April 27, 2009
You’ve probably noticed things have been quiet around here. I’m not happy about that. Maybe you aren’t, either. So I’d like to conduct an informal poll. Should I:
a) indefinitely shut down fade theory and let the archives speak for themselves,
b) do one, hopefully-substantial post each week, or
c) kill myself trying to get back to my regular posting schedule?
Yeah, I’m hoping you’ll go with b. Books and publishing and text and art are still such huge and important parts of my life, and I’d really like to continue sharing what I find, think, and read. In fact, those things are perhaps even more important to me now that I have a son to share them with. Some women fear “losing their identity” when they become parents, but I’m more myself than I’ve ever been and my identity has only expanded to include motherhood. Unfortunately, that expansion also takes a lot of my time, and some things (like fade theory) needed to be pushed to the margins for a bit. And I’m mostly okay with that, but not in regards to fade theory. So, I hereby aim to post something real, not rushed, at least once per week.
Can you do me a favor? If I don’t post, shoot me a comment or an email. Yes, be a nudge. Thanks.
March 10, 2009

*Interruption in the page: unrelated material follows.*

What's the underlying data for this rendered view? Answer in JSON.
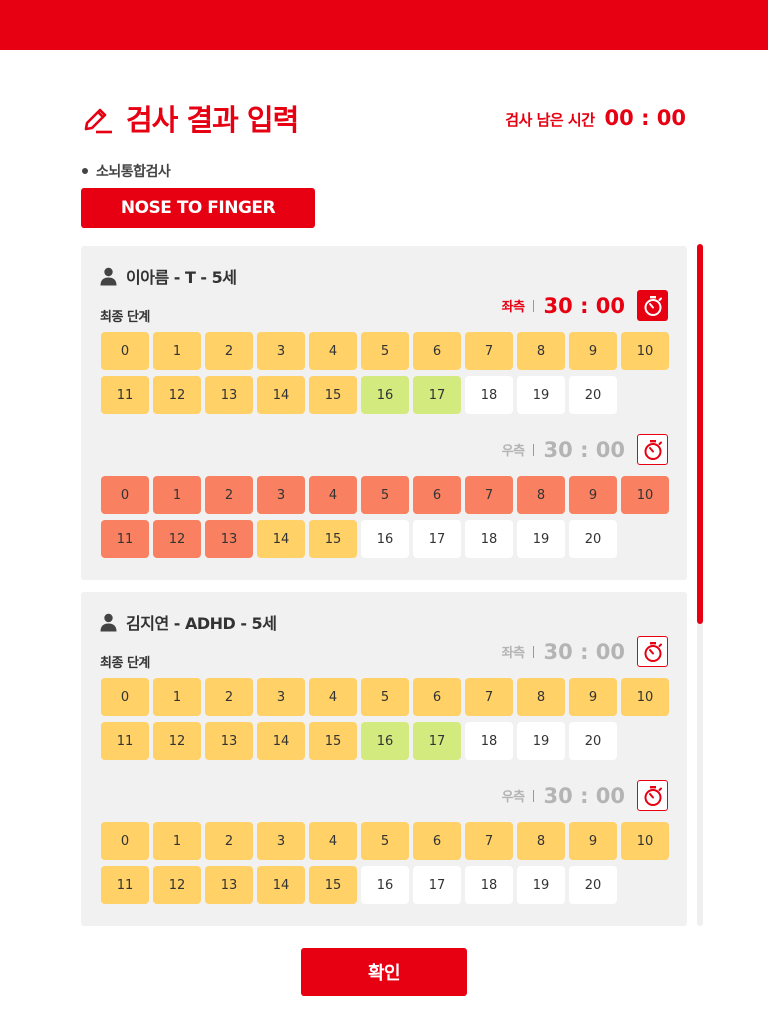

My jaw dropped today when I saw it’s been a month since my last post. Where does the time go? Well, lately it’s been going to work, Mo, and apartment hunting. After 2.5 years of sitting on the couch while I work, it’s just time to get a bigger place so I can have a home office (and a dining table). It’s amazing I’ve been able to get anything done! And now that I’ve got a crawling baby whose favorite thing in the whole world is my MacBook, I just can’t have it in his sight, so no more working while he plays quietly on the floor. Sigh.
Even though things have been quiet around fade theory, I’ve been a little bit better on twitter (@fadetheory, fyi). Not much, but somewhat. And I’ve certainly been coming across interesting things to share. So here’s a quick round-up:
Â°Apparently lots of people lie about what books they’ve read. Or at least people in the UK. 65%, according to this article. Do/have you? (As an aside, someone could ask me questions about lots of books I’ve read and I’d draw a blank on details. I read lots of classics before I was even a teenager, which was a while ago now.)
Â°Everyone’s favorite Oxford Etymologist asks, “Why Donâ€™t We Know the Origin of the Word Ghetto?”
Â°Cologne’s archives building collapsed and many priceless documents are gone forever. I totally missed this until Angie sent me a link today. I appreciate the email, but man am I bummed.
February 05, 2009
It’s the latest chapter in the convoluted recent history of a grand old Boston name, a publishing institution since 1832. As recently as 2001, Houghton was a strong independent company with thriving K-12 and college textbook businesses and a stable of such best-selling authors as Roger Tory Peterson, JRR Tolkien, Philip Roth, and Rachel Carson. It has had three owners since then, none of them book publishers. Although it’s unlikely that Houghton would disappear, default on its debt could mean a fire-sale breakup and a new owner or owners who could move all or parts of it from Boston.
A lot of publishers are reeling from circumstances out of their control, but in some cases it’s ignorance of the industry and mismanagement. Such a shame! (via Angie)
January 30, 2009
Just a note that I’ve finally created a Friday Artist category, so anyone interested in checking out all the Friday Artists to date can do so easily here:Archives Â» Category Â» friday artist (or by clicking the link in the sidebar). And suggestions for artists to feature are always welcome!